Within the records, which lines hold the string "heading"? Report each one by copying it.

Source data:
--*--

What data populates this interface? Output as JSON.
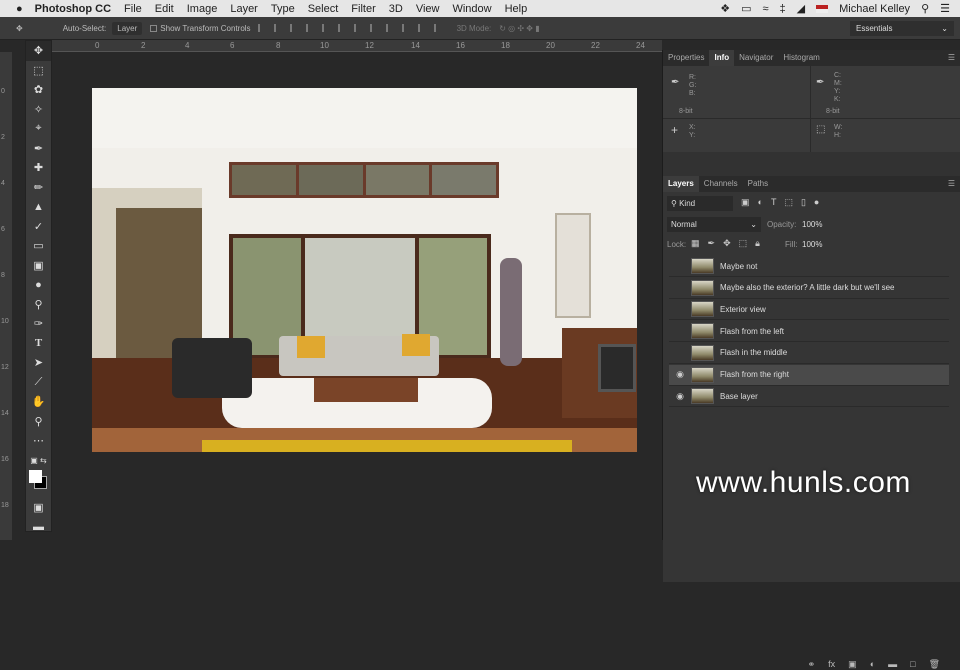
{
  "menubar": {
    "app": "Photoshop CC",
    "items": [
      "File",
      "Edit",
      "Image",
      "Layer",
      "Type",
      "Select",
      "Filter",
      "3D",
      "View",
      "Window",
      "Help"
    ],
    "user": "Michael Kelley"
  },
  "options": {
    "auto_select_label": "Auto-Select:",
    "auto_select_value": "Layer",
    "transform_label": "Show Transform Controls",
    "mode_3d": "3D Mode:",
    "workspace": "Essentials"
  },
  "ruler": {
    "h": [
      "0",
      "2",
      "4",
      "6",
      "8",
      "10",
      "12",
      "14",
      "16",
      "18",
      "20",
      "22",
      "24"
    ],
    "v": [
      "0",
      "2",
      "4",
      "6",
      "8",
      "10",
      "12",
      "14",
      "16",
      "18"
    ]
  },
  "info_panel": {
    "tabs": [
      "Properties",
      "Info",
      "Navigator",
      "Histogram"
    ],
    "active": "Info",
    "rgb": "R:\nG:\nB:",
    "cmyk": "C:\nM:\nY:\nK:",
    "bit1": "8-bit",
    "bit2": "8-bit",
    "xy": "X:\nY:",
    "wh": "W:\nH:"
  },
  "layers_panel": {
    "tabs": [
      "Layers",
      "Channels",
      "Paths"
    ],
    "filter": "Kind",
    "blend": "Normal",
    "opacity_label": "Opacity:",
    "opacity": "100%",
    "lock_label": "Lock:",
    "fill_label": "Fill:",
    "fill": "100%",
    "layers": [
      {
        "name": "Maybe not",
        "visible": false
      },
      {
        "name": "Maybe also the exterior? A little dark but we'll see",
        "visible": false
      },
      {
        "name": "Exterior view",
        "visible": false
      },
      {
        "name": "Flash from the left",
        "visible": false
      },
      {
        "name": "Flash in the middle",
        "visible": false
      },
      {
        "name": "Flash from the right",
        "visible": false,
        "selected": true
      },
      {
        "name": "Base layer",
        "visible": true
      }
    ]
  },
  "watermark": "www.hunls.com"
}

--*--

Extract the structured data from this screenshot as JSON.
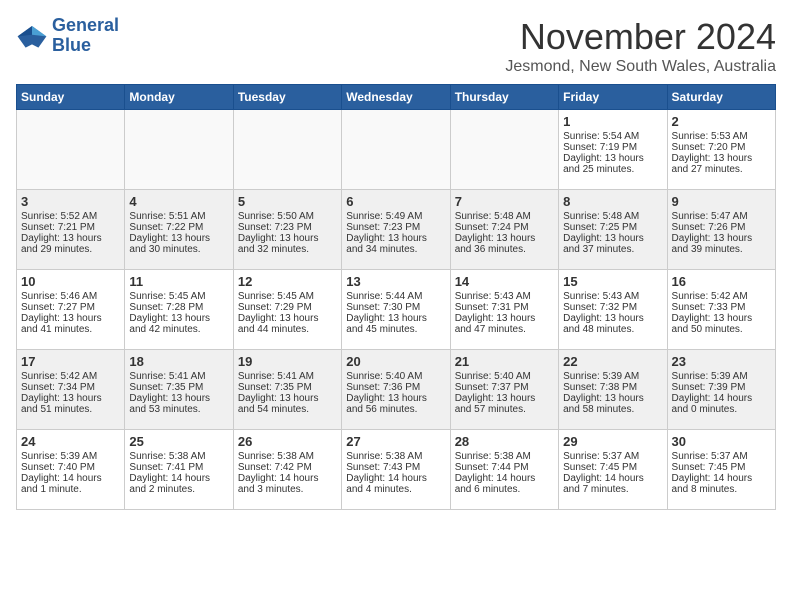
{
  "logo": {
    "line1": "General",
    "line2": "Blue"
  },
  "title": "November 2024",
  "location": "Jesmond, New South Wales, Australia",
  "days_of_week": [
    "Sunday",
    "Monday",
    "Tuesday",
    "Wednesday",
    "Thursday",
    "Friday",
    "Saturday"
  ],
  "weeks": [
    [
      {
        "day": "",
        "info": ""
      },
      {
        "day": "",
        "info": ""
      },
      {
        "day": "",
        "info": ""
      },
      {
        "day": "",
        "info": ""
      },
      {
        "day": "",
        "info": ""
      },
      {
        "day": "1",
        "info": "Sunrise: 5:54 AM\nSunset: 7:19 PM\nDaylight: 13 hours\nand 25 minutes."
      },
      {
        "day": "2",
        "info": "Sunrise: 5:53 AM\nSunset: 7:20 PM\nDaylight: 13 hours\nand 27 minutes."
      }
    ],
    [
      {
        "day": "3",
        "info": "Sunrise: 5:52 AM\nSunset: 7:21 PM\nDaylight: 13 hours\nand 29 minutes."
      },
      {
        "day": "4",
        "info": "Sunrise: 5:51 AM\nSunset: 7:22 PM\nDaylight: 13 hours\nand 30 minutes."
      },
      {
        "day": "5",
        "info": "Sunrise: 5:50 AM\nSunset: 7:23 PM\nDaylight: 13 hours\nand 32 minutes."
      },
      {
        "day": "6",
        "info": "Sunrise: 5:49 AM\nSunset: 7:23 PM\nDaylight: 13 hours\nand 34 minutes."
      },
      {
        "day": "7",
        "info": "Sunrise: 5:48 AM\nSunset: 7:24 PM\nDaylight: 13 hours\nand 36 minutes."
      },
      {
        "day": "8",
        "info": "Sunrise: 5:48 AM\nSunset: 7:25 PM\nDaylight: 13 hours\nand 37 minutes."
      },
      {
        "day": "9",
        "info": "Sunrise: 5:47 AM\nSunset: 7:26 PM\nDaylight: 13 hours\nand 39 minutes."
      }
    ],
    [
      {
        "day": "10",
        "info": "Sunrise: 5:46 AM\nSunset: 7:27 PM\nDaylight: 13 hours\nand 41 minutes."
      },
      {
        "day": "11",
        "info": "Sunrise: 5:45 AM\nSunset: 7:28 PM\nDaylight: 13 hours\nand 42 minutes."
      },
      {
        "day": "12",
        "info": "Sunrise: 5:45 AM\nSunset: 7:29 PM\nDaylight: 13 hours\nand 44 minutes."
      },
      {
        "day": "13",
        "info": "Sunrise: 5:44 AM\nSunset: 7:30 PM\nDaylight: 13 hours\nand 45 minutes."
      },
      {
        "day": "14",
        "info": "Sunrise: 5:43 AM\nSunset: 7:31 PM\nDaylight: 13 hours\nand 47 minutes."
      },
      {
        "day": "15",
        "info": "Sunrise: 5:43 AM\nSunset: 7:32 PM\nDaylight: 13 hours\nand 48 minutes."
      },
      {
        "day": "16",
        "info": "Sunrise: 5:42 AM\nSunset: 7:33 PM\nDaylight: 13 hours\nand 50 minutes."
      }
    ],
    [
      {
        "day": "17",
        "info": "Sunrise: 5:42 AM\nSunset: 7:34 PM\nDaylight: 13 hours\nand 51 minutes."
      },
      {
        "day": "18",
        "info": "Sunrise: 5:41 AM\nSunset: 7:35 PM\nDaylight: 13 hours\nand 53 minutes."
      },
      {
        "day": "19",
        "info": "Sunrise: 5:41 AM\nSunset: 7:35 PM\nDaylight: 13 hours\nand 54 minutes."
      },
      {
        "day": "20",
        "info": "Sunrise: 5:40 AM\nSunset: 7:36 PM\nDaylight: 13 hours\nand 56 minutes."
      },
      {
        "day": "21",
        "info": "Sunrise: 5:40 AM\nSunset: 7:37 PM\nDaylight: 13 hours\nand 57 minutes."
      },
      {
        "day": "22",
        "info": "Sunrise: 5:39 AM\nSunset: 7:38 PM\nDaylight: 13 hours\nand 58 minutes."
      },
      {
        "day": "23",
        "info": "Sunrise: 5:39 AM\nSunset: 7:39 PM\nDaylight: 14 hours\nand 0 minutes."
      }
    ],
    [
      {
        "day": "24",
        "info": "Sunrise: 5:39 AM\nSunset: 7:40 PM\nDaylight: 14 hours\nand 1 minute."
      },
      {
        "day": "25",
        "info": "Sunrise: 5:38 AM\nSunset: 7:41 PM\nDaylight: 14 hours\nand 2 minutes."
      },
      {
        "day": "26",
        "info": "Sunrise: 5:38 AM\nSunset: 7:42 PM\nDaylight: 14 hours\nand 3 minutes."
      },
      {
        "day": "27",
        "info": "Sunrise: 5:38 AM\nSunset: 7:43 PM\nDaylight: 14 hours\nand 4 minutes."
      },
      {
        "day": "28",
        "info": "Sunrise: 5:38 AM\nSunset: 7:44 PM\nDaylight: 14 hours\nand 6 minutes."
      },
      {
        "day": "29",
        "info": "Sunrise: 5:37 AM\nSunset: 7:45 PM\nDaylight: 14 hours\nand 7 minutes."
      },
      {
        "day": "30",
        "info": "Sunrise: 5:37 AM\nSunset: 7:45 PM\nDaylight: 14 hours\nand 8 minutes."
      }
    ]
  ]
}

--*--

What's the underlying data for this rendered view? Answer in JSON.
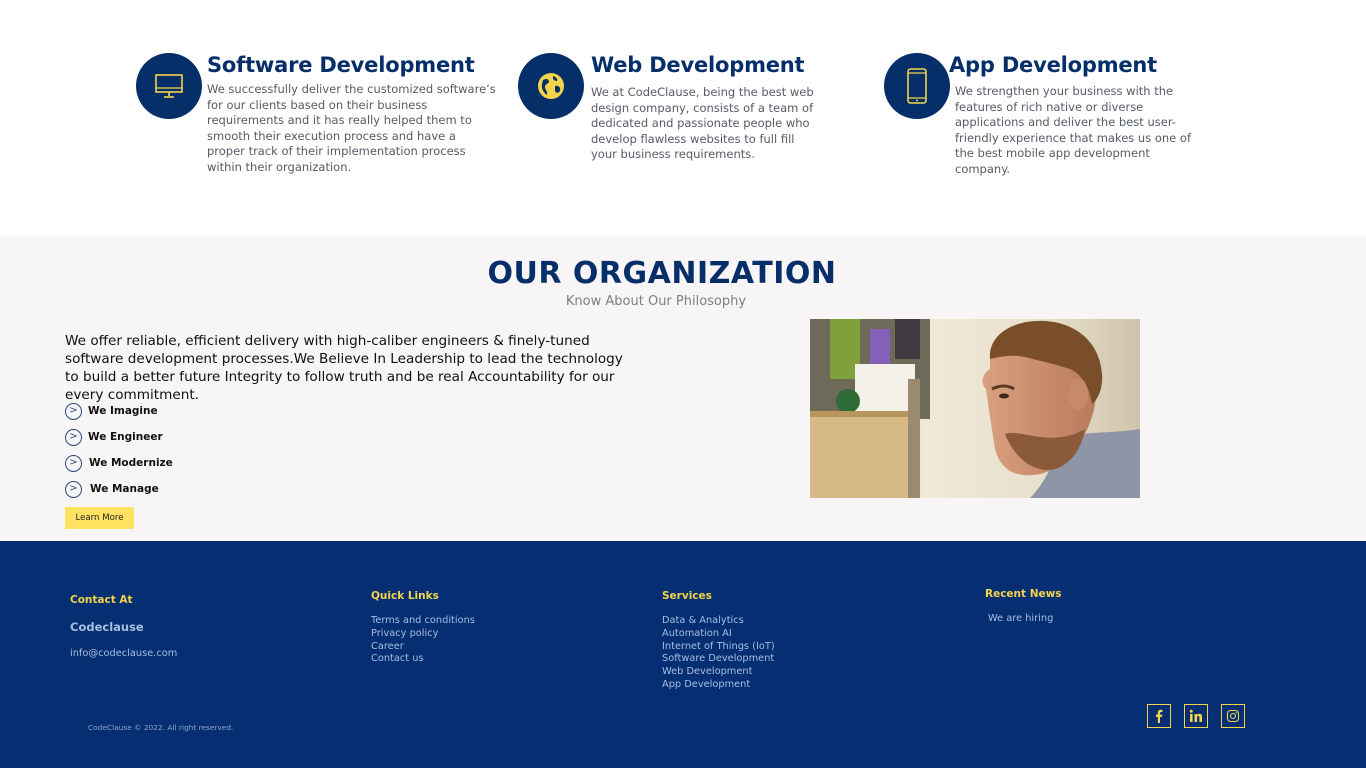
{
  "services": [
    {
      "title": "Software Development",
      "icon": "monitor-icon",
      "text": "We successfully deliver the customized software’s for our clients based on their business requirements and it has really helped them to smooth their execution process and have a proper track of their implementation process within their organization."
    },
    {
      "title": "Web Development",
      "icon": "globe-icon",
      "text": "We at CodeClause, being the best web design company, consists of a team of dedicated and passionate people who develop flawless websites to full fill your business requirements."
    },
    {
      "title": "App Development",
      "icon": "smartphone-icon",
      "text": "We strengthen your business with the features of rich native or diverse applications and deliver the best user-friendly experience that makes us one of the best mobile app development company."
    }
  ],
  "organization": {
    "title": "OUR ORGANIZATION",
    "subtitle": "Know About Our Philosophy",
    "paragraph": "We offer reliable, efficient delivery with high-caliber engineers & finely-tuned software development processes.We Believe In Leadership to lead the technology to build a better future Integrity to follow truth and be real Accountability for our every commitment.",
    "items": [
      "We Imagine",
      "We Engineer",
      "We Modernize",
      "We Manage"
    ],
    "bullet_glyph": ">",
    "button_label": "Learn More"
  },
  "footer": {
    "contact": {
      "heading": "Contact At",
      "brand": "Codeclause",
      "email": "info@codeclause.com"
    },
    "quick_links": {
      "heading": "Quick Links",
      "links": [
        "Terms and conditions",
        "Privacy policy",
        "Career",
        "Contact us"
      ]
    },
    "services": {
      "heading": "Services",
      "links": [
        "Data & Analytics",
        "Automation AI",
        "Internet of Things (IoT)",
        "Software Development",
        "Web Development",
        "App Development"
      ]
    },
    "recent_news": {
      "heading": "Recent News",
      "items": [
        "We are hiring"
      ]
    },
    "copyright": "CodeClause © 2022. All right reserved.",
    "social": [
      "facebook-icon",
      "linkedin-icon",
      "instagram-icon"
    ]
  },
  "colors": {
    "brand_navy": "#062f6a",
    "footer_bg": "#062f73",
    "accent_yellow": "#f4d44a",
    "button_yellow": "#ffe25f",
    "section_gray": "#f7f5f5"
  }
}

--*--

→ Solution
      "heading": "Contact At",
      "heading": "Quick Links",
      "heading": "Services",
      "heading": "Recent News",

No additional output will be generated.